A number of scholars argue that diversity can have a “transformative effect” on colleges and universities, influencing “who is taught, what is taught, and who teaches” (Milem, 2003, p. 145; Chang, 1999). From a legal perspective, promoting diversity on campus has been widely considered a compelling state interest of public colleges and universities since Supreme Court Justice Lewis Powell’s opinion in the seminal 1978 Bakke decision. As a result of Bakke, race conscious admissions policies were considered constitutional provided they were narrowly tailored and could withstand a strict scrutiny review. In Bakke, as well as Grutter and Gratz, the use of research to support the benefits of diversity was important in the final decisions. For today’s post, I will review the literature in support of diversity in higher education.
Two significant bodies of the literature are important to understanding the educational benefits of diversity. The first area examines the ways in which institutions promote engagement with diversity through programmatic and curricular efforts. A second area explores the interactions between students that largely occur without direct institutional influence and, often, outside the classroom.
An institutional commitment to diversity and the fostering of an ethos of inclusion may hold powerful influence over students.
Whitt, Edison, Pascarella, Terenzini, and Nora (2001) contend that simply accepting students and creating structural or statistical diversity does not always produce appreciable educational benefits: creating a campus climate supportive of students from diverse backgrounds and views is essential and can improve the openness of students to perspectives different from their own.
This type of environment assists in achieving the advantages of diversity on college and university campuses. The literature in support of diversity also supports linkages between academic benefits such as improved problem solving skills and an increase of diversity within the classroom (Gurin, 1999; Terenzini, Cabrera, Colbeck, Bjorklund, and Parente, 2001).
Studies show that the benefits can exist across all races and ethnicities, not simply those minorities whose race may have been a factor during their application for admission to the institution.
Milem’s (2003) work shows that majority students with no previous direct exposure to minority peers gain the most from diversity in the classroom.
The historical argument in support of affirmative action efforts in college admissions, which has always been problematic for many, is the ability to remedy past discrimination. The classroom education benefits rationale moves the debate away from past discrimination to the current tangible advantages of diversity.
Chang (1999) found an additional benefit of diversity to higher education institutions to be the positive effect on student retention. Improving retention is vital to colleges and universities particularly in the modern era of accountability.
This finding is significant to supporting diversity in admissions; increased amounts of structural diversity on campus leads to increasing levels of student retention.
The academic mission and aims of higher education in admitting, retaining, and producing highly successful graduates does not simply support the need for a diverse student population for social justice reasons — though social justice is critical to the historical role of higher education as a vehicle for social mobility in the United States.
The research literature in support of diversity also supports a significant quantity and quality of interaction (Gurin, Dey, Hurtado, and Gurin, 2002).

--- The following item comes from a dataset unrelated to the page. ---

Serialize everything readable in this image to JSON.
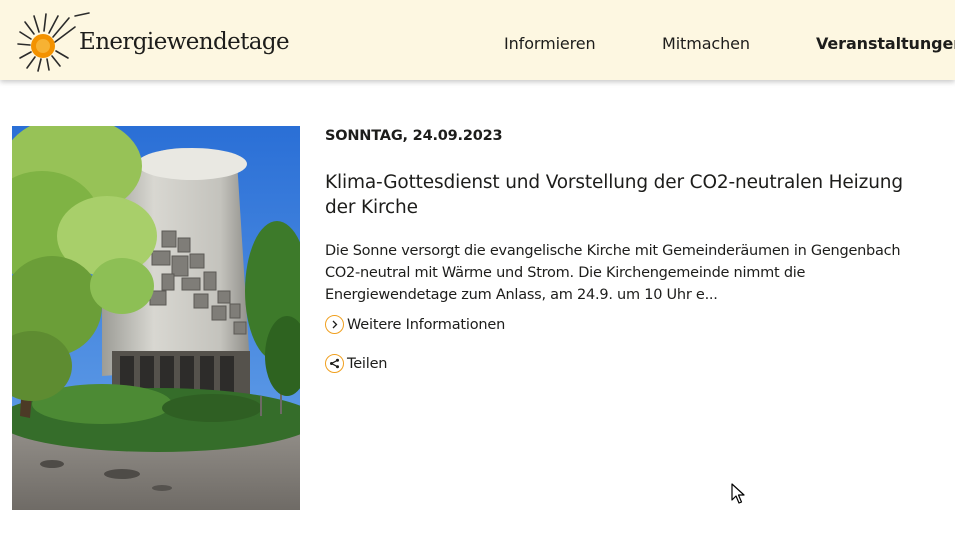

The addition of a diversity course requirement in the undergraduate general education curriculum and the broader expansion of multicultural elements in university courses have changed the classroom experience of today’s college students (Chang, 2002).
As important as the curricular additions are to expanding an appreciation of diversity, the role of students’ experiences outside the classroom influences their development both academically and socially (Pascarella and Terenzini, 1991).
These experiences take place in a variety of settings across campus, from interactions in the residence halls to conversations in the cafeteria to athletic competition on the intramural field.
As Piaget’s (1965) work demonstrates, different perspectives are important for intellectual and moral development. Without a variety of views and backgrounds on campus, students are not presented with challenges to their current understandings or the limitations of their viewpoints.
The cognitive development that occurs when meeting, discussing, and interacting with difference is a major component to the development necessary to function in an increasingly global society.
Gurin, Dey, Hurtado, and Gurin (2002) add a much needed theoretical rationale to diversity research. They expand on the growing body of literature regarding the benefits of education by considering statistical data from an institutional and national longitudinal study to demonstrate the importance of diverse populations on campus.
The research literature on the educational benefits of diversity is derived from different methodological approaches and data sources (Gurin, Dey, Hurtado, and Gurin, 2002).
The results of these studies demonstrate the potential benefits to students, faculty, and institutions.
Much of the historical debate surrounding affirmative action and race conscious admissions policies has centered on anecdotal or poorly validated rationales on both sides.
Research particularly over the last ten years provided sound data for the University of Michigan and its supporters to argue the benefits of diversity.
Excerpt from The Uses of Data in Affirmative Action Litigation coauthored with John Roth